Re: Into the Fire

From: Mark Wooding (mdw_at_nsict.org)
Date: 07/29/03


Date: 29 Jul 2003 09:09:50 GMT

MacGregor K. Phillips <mkp@topsecretcrypto.com> wrote:

> Open Source to me is like the software patents that tries to patent a
> problem which gives them ownership of all of the solutions. They also
> try to claim a problem and anyone that studies open source code and
> then writes their own solution to a problem is supposed to make their
> source code open source too because they may have used some ideas from
> the open source code.

You're very confused. Part of the confusion surrounds the difference
between Open Source Software and Copyleft. Also, your viewpoint is
strangely skewed if you can draw a parallel between:

  * a commercial restriction requiring payment for /any/ practice of an
    invention, including a completely independent implementation, and

  * the requirement to share with the community at large the results of
    modifying a program which is already offered, in a spirit of
    sharing, to that community.

The former is obvious capitalism; the latter an attempt to promote
sharing in an arena where there is far too little.

> If I were to post the complete source code to my program, how long do
> you think it would be before someone compiled a version and posted it
> on the Internet for everyone to use for free.

Ages. We have good crypto programs already, thanks. Have a `?'.

> Look at what happened to the original PGP program. The company went
> out of business because there were free versions, and source code to
> create your own, that could be downloaded. I do not know how the new
> PGP company is doing, and if anyone does know, would you please post
> it here.

This is a very garbled account. The `original' PGP program /was/ free.
Here's a quote from the PGP 2.6.2 documentation:

: PGP is not shareware, it's freeware. Published as a community
: service. Giving PGP away for free will encourage far more people to
: use it, which will have a greater social impact. Feel free to
: disseminate the complete unmodified PGP release package as widely as
: possible, but be careful not to violate U.S. export controls if you
: live in the USA. Give it to all your friends. If you have access to
: any electronic Bulletin Board Systems, please upload the complete PGP
: executable object release package to as many BBS's as possible.
:
: You may also disseminate the source code release package. PGP's
: source code is published to assist public scrutiny of PGP to show that
: it has no hidden weaknesses or back doors, and to help people to find
: bugs and report them. Recompile it and port it to new target
: machines. Experiment with the code and learn from it.

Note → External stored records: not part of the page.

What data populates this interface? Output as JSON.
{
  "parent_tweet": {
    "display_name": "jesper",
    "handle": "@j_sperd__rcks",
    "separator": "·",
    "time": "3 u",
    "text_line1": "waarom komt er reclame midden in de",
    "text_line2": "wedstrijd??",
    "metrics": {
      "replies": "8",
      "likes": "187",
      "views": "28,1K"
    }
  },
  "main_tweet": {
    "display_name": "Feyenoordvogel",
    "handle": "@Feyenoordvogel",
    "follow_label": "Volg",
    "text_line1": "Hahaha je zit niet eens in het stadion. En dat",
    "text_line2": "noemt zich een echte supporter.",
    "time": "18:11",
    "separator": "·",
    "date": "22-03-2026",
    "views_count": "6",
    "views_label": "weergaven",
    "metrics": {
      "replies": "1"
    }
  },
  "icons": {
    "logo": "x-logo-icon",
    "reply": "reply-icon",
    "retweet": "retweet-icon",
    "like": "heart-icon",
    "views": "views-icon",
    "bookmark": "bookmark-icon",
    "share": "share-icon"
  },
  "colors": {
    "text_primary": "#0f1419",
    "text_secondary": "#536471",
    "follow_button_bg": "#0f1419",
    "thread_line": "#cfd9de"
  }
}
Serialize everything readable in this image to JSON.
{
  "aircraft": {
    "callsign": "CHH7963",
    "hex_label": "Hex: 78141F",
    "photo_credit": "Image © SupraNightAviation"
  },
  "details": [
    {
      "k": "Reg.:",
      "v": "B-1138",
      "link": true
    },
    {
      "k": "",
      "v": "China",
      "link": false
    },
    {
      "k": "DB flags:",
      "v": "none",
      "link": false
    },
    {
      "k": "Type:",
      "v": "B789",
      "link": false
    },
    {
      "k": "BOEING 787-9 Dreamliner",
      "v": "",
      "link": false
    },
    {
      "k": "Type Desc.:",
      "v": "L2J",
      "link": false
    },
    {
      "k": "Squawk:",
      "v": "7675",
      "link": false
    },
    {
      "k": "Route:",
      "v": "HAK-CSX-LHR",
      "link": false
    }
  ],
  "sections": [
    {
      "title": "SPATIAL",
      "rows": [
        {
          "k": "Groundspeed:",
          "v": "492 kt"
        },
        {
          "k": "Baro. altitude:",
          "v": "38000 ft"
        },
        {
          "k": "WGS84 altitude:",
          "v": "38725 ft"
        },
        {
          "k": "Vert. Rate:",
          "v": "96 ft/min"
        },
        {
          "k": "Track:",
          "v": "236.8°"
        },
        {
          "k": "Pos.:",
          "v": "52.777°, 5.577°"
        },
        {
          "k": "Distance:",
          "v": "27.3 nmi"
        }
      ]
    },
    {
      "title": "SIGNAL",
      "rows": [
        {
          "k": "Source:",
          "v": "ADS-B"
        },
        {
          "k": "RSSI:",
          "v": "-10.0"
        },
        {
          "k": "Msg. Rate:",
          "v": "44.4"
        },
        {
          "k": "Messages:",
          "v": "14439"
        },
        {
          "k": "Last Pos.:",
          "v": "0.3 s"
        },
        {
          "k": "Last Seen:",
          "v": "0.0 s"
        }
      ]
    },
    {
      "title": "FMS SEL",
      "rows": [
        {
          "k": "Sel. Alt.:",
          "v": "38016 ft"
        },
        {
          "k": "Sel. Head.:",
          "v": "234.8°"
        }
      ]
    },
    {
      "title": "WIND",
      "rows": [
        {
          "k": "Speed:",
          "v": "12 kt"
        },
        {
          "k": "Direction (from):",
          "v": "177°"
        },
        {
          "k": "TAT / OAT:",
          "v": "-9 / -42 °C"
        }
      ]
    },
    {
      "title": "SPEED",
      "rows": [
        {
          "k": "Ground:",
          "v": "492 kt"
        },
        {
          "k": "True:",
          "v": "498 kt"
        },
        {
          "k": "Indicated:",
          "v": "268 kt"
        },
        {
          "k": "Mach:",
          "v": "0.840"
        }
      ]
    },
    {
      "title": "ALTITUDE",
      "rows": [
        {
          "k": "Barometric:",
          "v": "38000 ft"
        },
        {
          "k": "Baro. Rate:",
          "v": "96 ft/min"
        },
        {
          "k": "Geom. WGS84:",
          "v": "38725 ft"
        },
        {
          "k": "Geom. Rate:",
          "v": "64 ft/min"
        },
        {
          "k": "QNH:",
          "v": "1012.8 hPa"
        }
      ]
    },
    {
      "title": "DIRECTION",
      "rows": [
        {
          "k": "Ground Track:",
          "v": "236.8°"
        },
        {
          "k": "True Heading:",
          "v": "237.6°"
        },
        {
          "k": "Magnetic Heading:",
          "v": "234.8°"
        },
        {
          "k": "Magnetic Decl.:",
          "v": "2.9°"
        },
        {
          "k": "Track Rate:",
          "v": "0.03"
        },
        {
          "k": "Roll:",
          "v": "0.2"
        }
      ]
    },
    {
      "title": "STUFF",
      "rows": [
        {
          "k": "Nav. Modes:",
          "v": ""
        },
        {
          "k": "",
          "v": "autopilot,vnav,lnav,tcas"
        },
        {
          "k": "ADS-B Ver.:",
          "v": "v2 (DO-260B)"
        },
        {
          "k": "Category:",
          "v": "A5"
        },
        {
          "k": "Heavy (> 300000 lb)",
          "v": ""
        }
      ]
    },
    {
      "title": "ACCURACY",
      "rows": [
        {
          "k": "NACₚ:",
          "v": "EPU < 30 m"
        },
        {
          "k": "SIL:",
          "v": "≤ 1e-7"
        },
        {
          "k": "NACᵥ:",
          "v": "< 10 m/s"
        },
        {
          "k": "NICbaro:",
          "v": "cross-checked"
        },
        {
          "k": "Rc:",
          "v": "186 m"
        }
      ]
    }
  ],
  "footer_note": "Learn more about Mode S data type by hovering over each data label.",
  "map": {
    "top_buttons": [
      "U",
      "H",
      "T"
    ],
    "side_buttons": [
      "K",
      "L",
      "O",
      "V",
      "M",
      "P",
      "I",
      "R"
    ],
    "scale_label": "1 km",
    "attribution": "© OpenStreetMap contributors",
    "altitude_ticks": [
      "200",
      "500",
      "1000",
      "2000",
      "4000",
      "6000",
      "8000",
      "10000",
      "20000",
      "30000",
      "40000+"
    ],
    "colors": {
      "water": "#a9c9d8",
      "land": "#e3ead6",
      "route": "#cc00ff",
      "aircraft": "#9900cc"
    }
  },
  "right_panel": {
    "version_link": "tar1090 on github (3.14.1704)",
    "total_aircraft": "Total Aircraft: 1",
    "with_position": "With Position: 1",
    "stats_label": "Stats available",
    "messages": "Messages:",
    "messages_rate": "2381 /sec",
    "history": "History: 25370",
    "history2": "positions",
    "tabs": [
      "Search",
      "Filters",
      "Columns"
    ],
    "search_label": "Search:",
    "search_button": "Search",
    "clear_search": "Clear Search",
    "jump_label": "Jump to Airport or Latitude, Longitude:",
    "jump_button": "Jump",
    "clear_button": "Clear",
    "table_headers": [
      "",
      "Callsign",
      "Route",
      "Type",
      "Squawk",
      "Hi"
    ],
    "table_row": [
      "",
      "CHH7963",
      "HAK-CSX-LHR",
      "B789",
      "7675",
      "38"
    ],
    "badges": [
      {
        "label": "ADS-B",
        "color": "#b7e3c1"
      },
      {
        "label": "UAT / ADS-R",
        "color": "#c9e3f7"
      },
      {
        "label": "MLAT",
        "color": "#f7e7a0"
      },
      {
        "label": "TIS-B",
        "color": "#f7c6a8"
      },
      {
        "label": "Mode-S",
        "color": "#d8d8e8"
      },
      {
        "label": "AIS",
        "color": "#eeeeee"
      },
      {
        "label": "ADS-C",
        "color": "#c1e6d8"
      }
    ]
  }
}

(It then goes on to say that it should't be used for commercial purposes
in the US and Canada, but that was because of the RSA patent issue, and
not any commercial designs of PRZ at the time.) Earlier versions were
released under the terms of the GNU General Public License (GPL) , and
were therefore Free Software in a very strong sense of the term.

PGP Inc /later/ formed and decided to turn PGP into a proprietary
program. I'm told they did a rather good job. They added many more
algorithms and features, certainly, and some of them at least looked
like good ideas.

As I understand it, the competition to this version /didn't/ come from
the old PGP 2.* build, which was largely incompatible, but from projects
such as GnuPG -- the GNU Privacy Guard -- which is a complete ground-up
implementation of the public OpenPGP standard containing no PGP code at
all, and released under the GPL.

\begin{speculation}
In fact, I suspect that PGP Inc really foundered because of internal
political wrangling over source code availability and PRZ leaving, the
latter causing a loss of faith in the security of the program. So, in a
way, they failed because they /didn't/ release their sources.
\end{speculation}

-- [mdw]